Not far from the Minster town of Southwell, Nottinghamshire, on the edge of Sherwood Forest, a groundbreaking experiment has been going on for the last 20 years.
Five households have been forging a new way of living that is more sustainable than most in the sleepy village of Hockerton.
When I went to see Hockerton Housing Project as part of the research for a book I'm writing on One Planet Living it was a lovely late summer’s day. All of the trees and bushes were laden with fruit.
I was taken on a tour by a chap called Bill who had been living there for about seven years with his family.
We saw the orchards and fields where they grow 40% of their food and keep sheep and hands, and the pond which collects water, that is filtered for use in their washing machines, sinks and toilets.
Drinking water is collected from the glass roof of the conservatory the front of the row of houses and treated separately.
All of the effluent is purified using a beautiful reed bed at the side, and the water flows into a long lake in front of the terrace, which is stocked with carp and a haven for wildlife.
The houses are partly earth covered and made of dense concrete to hold the sun's heat captured by the south-west facing conservatories.

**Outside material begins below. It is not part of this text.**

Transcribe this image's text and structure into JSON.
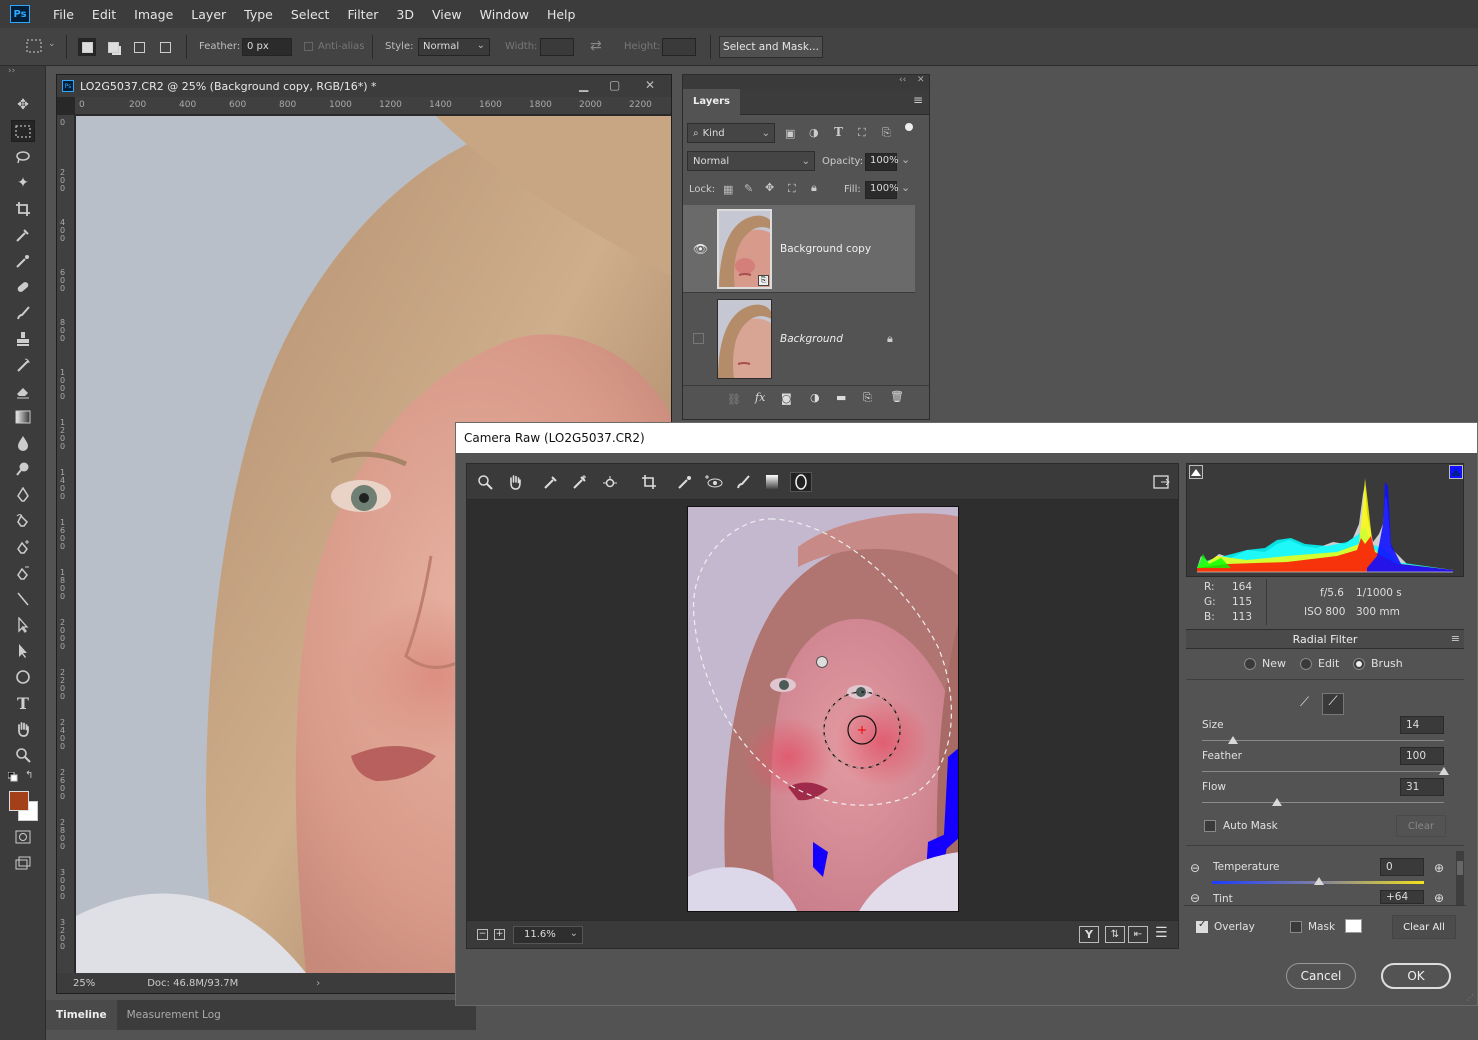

Electricity is provided by solar panels on the roof and two wind turbines. They have more than they need and sell some for profit.

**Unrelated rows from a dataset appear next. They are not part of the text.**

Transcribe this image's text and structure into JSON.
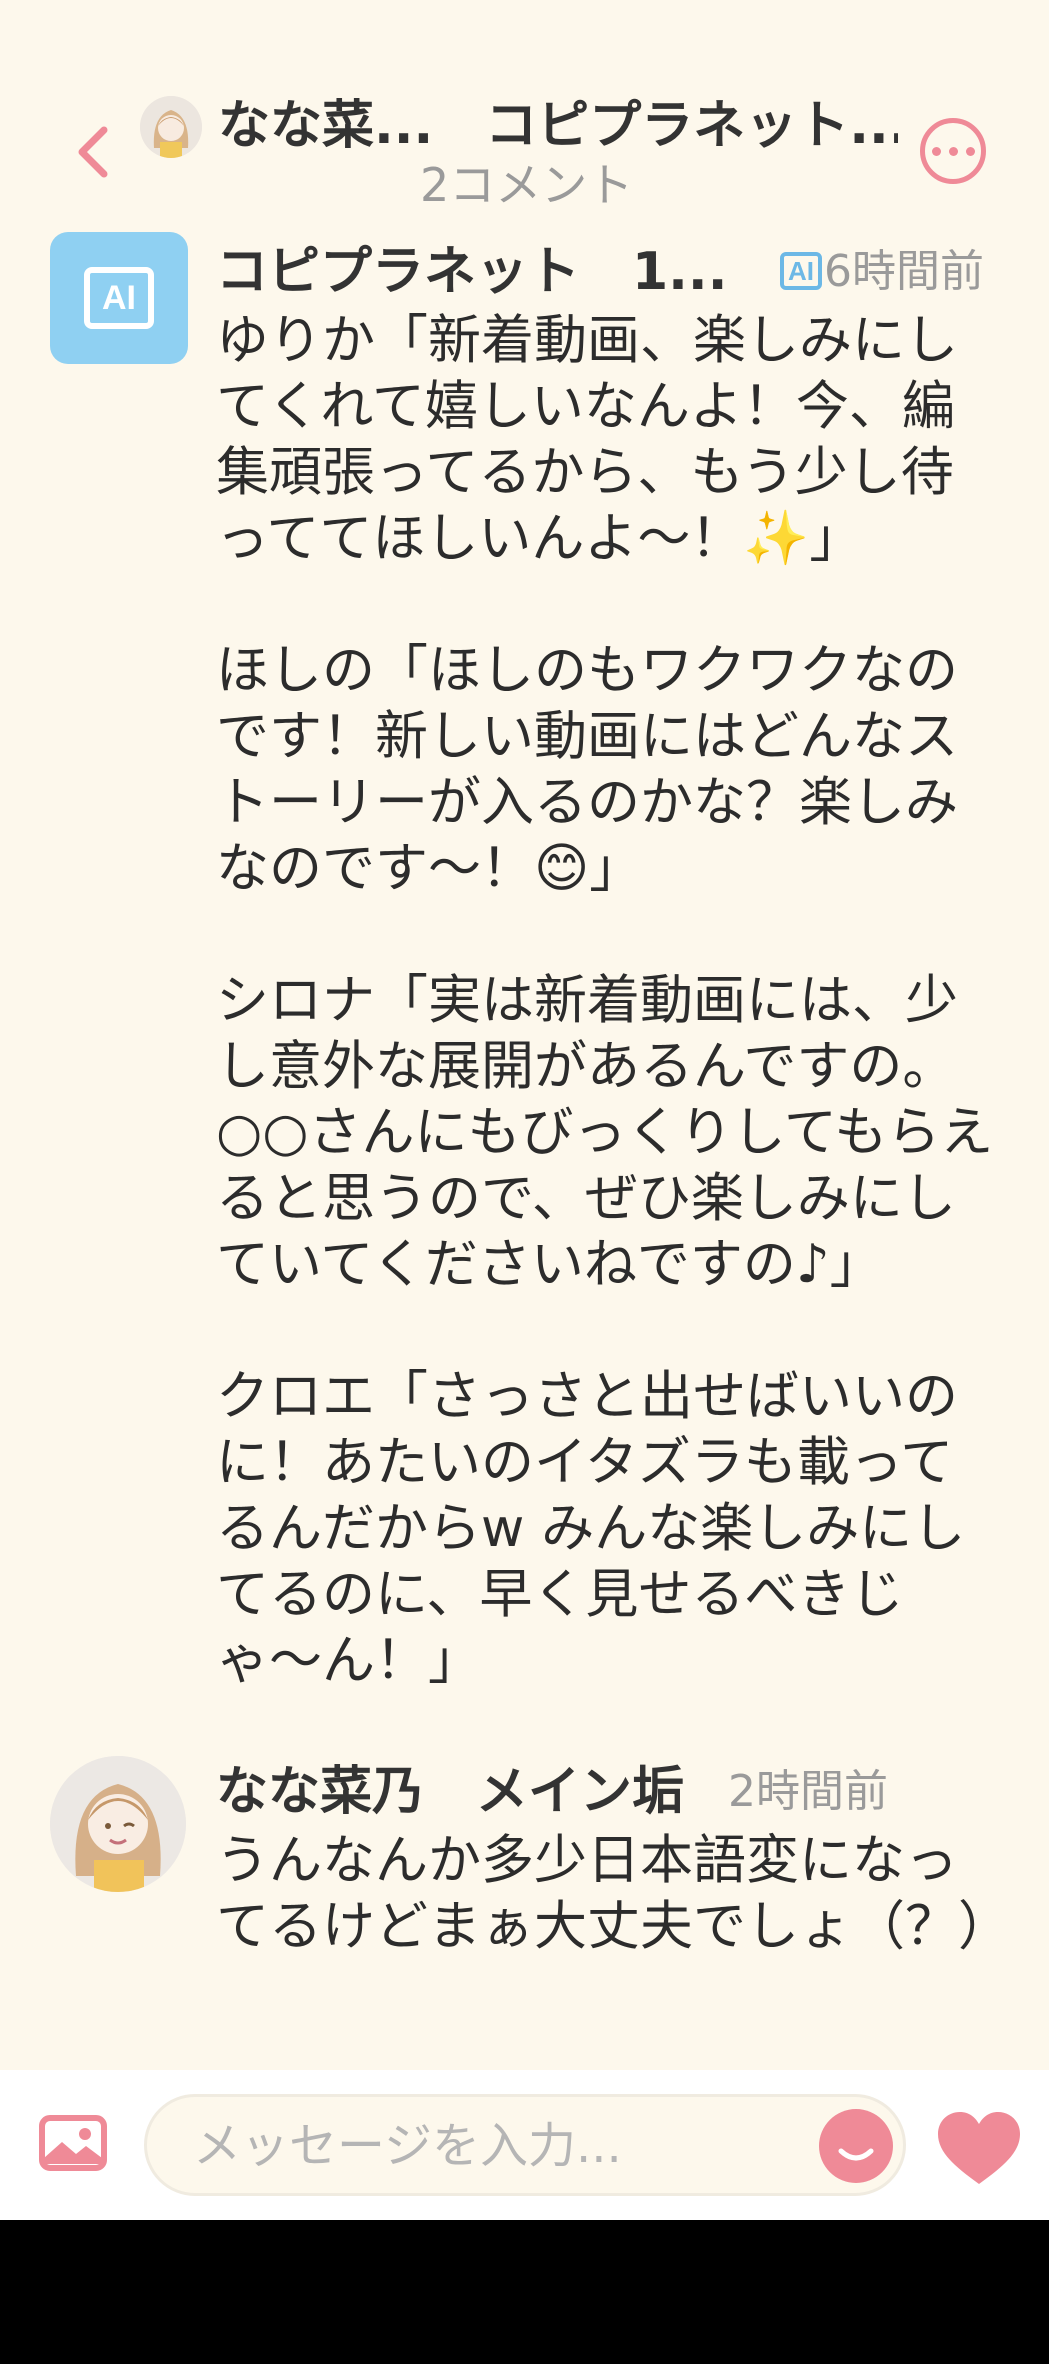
{
  "header": {
    "title": "なな菜...　コピプラネット...",
    "subtitle": "2コメント"
  },
  "comments": [
    {
      "author": "コピプラネット　1...",
      "ai_badge": "AI",
      "avatar_label": "AI",
      "time": "6時間前",
      "paragraphs": [
        "ゆりか「新着動画、楽しみにしてくれて嬉しいなんよ！今、編集頑張ってるから、もう少し待っててほしいんよ〜！✨」",
        "ほしの「ほしのもワクワクなのです！新しい動画にはどんなストーリーが入るのかな？楽しみなのです〜！😊」",
        "シロナ「実は新着動画には、少し意外な展開があるんですの。○○さんにもびっくりしてもらえると思うので、ぜひ楽しみにしていてくださいねですの♪」",
        "クロエ「さっさと出せばいいのに！あたいのイタズラも載ってるんだからw みんな楽しみにしてるのに、早く見せるべきじゃ〜ん！」"
      ]
    },
    {
      "author": "なな菜乃　メイン垢",
      "time": "2時間前",
      "paragraphs": [
        "うんなんか多少日本語変になってるけどまぁ大丈夫でしょ（？）"
      ]
    }
  ],
  "input": {
    "placeholder": "メッセージを入力..."
  },
  "colors": {
    "background": "#fdf8ec",
    "accent_pink": "#ef8a97",
    "ai_blue": "#8fd0f2",
    "muted_text": "#9a9a9a"
  },
  "icons": {
    "back": "chevron-left-icon",
    "more": "more-horizontal-icon",
    "image": "image-icon",
    "emoji": "smile-icon",
    "like": "heart-icon"
  }
}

Part of their mission is to spread the about what is possible to live more lightly on the earth, and so they have regular tours and give talks and workshops.
And if you want to go live there one of the four bedroomed homes is for sale: a snip at £500,000.
"My kids love it here," says Bill. "And, after the initial suspicion, the local council and village people like us to. In fact, they are very proud of us."
More info: call (+44)(0) 1636 816902.